___ MATERIAL FOR THE TASK ___

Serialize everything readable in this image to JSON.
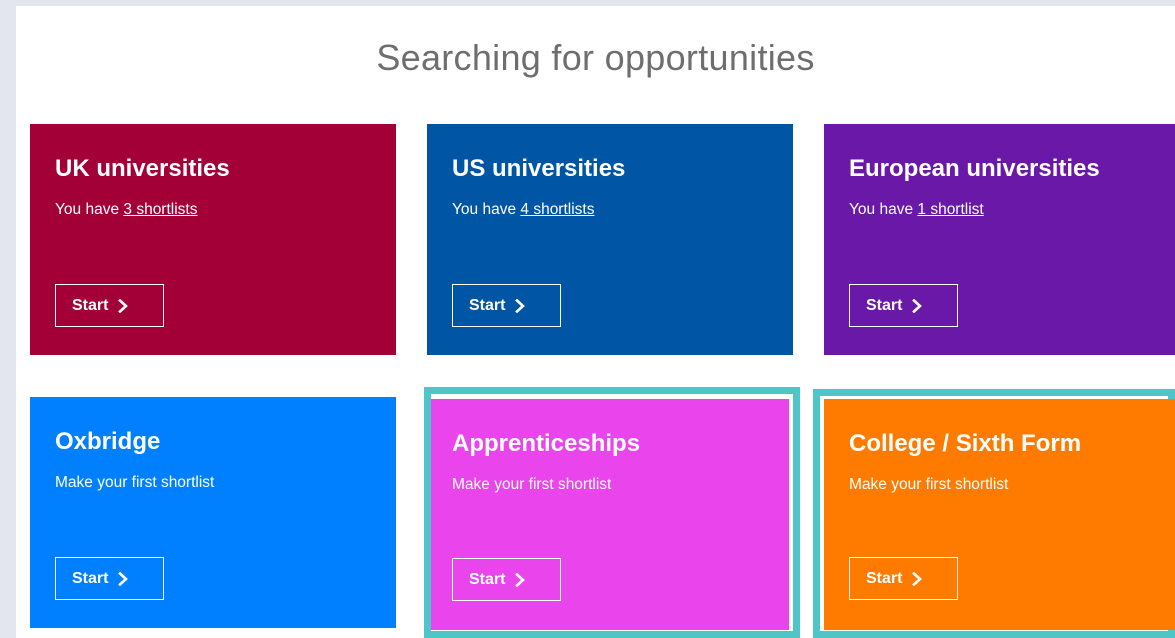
{
  "page": {
    "title": "Searching for opportunities"
  },
  "cards": [
    {
      "id": "uk",
      "title": "UK universities",
      "subtitle_prefix": "You have ",
      "subtitle_link": "3 shortlists",
      "button": "Start",
      "color": "#a30037"
    },
    {
      "id": "us",
      "title": "US universities",
      "subtitle_prefix": "You have ",
      "subtitle_link": "4 shortlists",
      "button": "Start",
      "color": "#0055a5"
    },
    {
      "id": "european",
      "title": "European universities",
      "subtitle_prefix": "You have ",
      "subtitle_link": "1 shortlist",
      "button": "Start",
      "color": "#6a18a8"
    },
    {
      "id": "oxbridge",
      "title": "Oxbridge",
      "subtitle": "Make your first shortlist",
      "button": "Start",
      "color": "#0080ff"
    },
    {
      "id": "apprenticeships",
      "title": "Apprenticeships",
      "subtitle": "Make your first shortlist",
      "button": "Start",
      "color": "#ea44ed",
      "highlighted": true
    },
    {
      "id": "college",
      "title": "College / Sixth Form",
      "subtitle": "Make your first shortlist",
      "button": "Start",
      "color": "#ff7b00",
      "highlighted": true
    }
  ],
  "colors": {
    "highlight_border": "#4ec6c8",
    "page_background": "#e3e6ee",
    "panel_background": "#ffffff",
    "title_text": "#6e6e6e"
  },
  "icons": {
    "button_icon": "chevron-right-icon"
  }
}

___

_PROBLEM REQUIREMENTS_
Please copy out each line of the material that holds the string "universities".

_ANSWER TO THIS TASK_
      "title": "UK universities",
      "title": "US universities",
      "title": "European universities",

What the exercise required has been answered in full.